In June of 2016, we sat down with Dr. Tom Gilson, the nationally known medical examiner from Cuyahoga County, Ohio. Hoping it might inform and help others, Dr. Gilson reviewed Sam McNeil’s report from the medical examiner of Palm Beach County.  

Today, we revisit that discussion and uncover how some communities, such as the Baltimore Department of Health, are studying overdose victims to discover new prevention strategies to impede the opioid epidemic.

Also joining us today is Brittney Spencer, the Overdose Fatality Review (OFR) Coordinator for the Maryland Department of Health.
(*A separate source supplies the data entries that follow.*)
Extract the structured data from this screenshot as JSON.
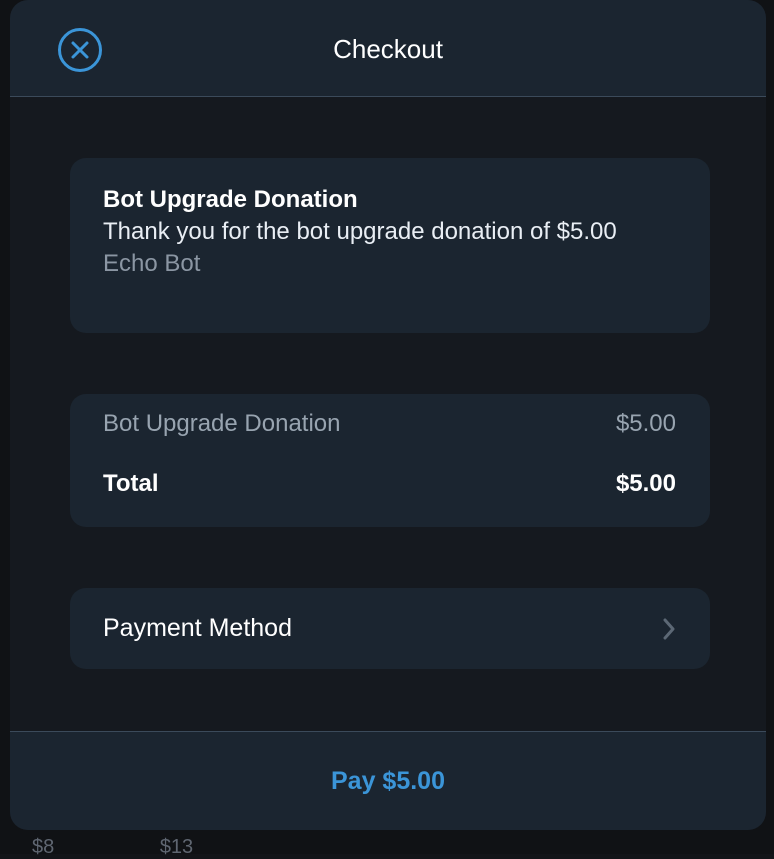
{
  "header": {
    "title": "Checkout",
    "close_icon": "close-circle-icon"
  },
  "invoice": {
    "title": "Bot Upgrade Donation",
    "description": "Thank you for the bot upgrade donation of $5.00",
    "bot_name": "Echo Bot"
  },
  "summary": {
    "item_label": "Bot Upgrade Donation",
    "item_price": "$5.00",
    "total_label": "Total",
    "total_price": "$5.00"
  },
  "payment": {
    "label": "Payment Method",
    "icon": "chevron-right-icon"
  },
  "footer": {
    "pay_label": "Pay $5.00"
  },
  "background": {
    "prices": [
      "$8",
      "$13"
    ]
  },
  "colors": {
    "accent": "#3b95d8",
    "card": "#1b2530",
    "background": "#15191f"
  }
}
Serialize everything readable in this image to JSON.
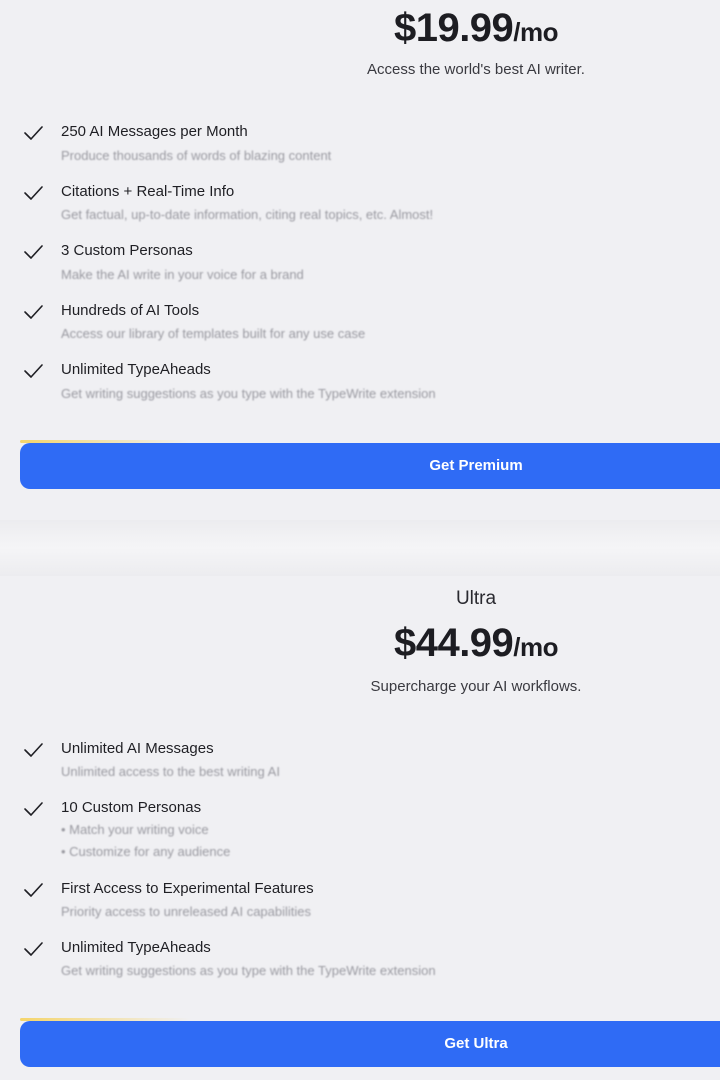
{
  "premium": {
    "price_amount": "$19.99",
    "price_period": "/mo",
    "tagline": "Access the world's best AI writer.",
    "features": [
      {
        "title": "250 AI Messages per Month",
        "desc": "Produce thousands of words of blazing content"
      },
      {
        "title": "Citations + Real-Time Info",
        "desc": "Get factual, up-to-date information, citing real topics, etc. Almost!"
      },
      {
        "title": "3 Custom Personas",
        "desc": "Make the AI write in your voice for a brand"
      },
      {
        "title": "Hundreds of AI Tools",
        "desc": "Access our library of templates built for any use case"
      },
      {
        "title": "Unlimited TypeAheads",
        "desc": "Get writing suggestions as you type with the TypeWrite extension"
      }
    ],
    "cta_label": "Get Premium"
  },
  "ultra": {
    "name": "Ultra",
    "price_amount": "$44.99",
    "price_period": "/mo",
    "tagline": "Supercharge your AI workflows.",
    "features": [
      {
        "title": "Unlimited AI Messages",
        "desc": [
          "Unlimited access to the best writing AI"
        ]
      },
      {
        "title": "10 Custom Personas",
        "desc": [
          "• Match your writing voice",
          "• Customize for any audience"
        ]
      },
      {
        "title": "First Access to Experimental Features",
        "desc": [
          "Priority access to unreleased AI capabilities"
        ]
      },
      {
        "title": "Unlimited TypeAheads",
        "desc": [
          "Get writing suggestions as you type with the TypeWrite extension"
        ]
      }
    ],
    "cta_label": "Get Ultra"
  },
  "icons": {
    "feature_check": "checkmark-icon"
  },
  "colors": {
    "accent": "#2f6bf5",
    "background": "#f0f0f3",
    "highlight": "#f5d56b"
  }
}
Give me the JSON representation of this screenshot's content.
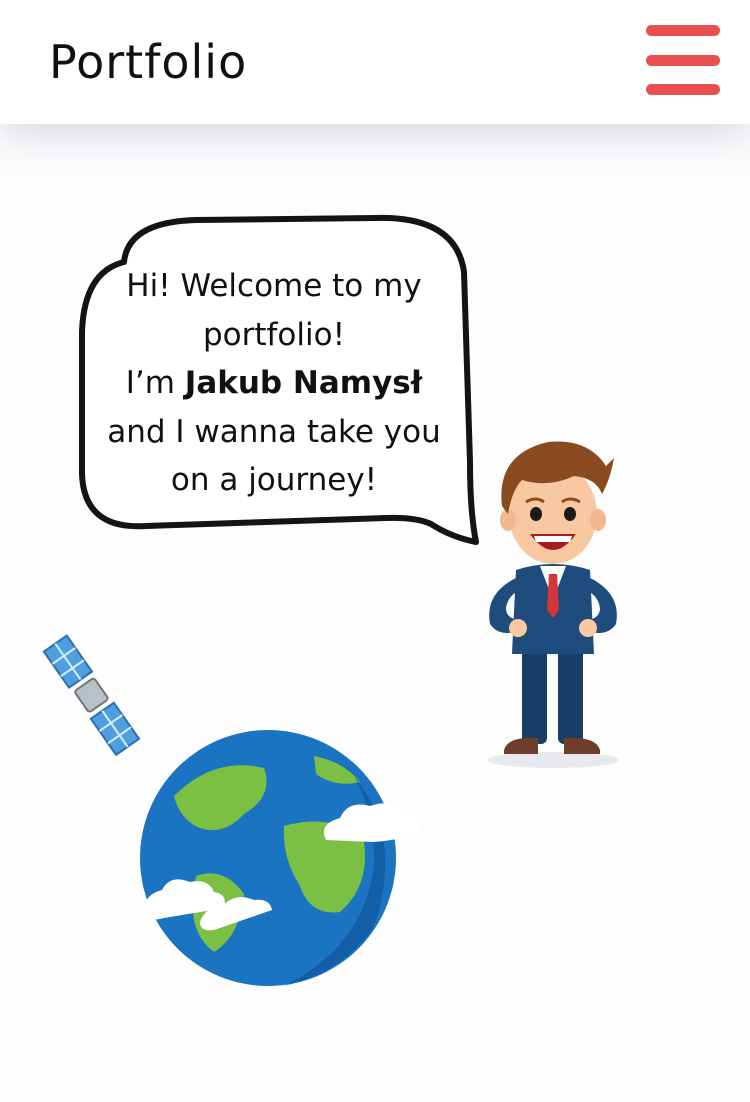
{
  "header": {
    "title": "Portfolio",
    "menu_icon": "hamburger-menu-icon"
  },
  "hero": {
    "line1": "Hi! Welcome to my",
    "line2": "portfolio!",
    "line3_prefix": "I’m ",
    "name": "Jakub Namysł",
    "line4": "and I wanna take you",
    "line5": "on a journey!"
  },
  "illustrations": {
    "character": "cartoon-businessman-illustration",
    "satellite": "satellite-icon",
    "earth": "earth-globe-illustration"
  },
  "colors": {
    "accent": "#e8504f",
    "text": "#111111",
    "background": "#fdfdfe"
  }
}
Ms. Spencer and her team have been fighting the opioid epidemic since 2014, researching the autopsy reports, treatment admission reports, police reports, and medical records of overdose victims to identify missed opportunities for prevention.

This research helps the OFR collaborate with stakeholders to develop new programs for overdose prevention. These programs save lives and prevent substance use disorder in the future.  

The OFR team has learned much from studying the opioid epidemic’s effect on their community. Through their efforts, this one team from Baltimore provides the framework for strategies and programs such as Levels of Care, EMS Leave Behind, and LEAD. Together, these resources provide the necessary response tools to influence and impact the worst health crisis in our country’s history.

Listen to today’s podcast for a detailed breakdown of Maryland’s impact against the opioid crisis, with Brittney Spencer.

If your community would like to learn more about starting an OFR program, contact Brittney Spencer, the director of the overdose fatality review initiative with the city of Baltimore health department at and 443-984-2614.

For more information on Maryland’s Drug Overdose Fatality Review Team, view these resources.

Drug Overdose Fatality Review Team Charter

Local Drug Overdose Fatality Review (OFR) Team Data Use Manual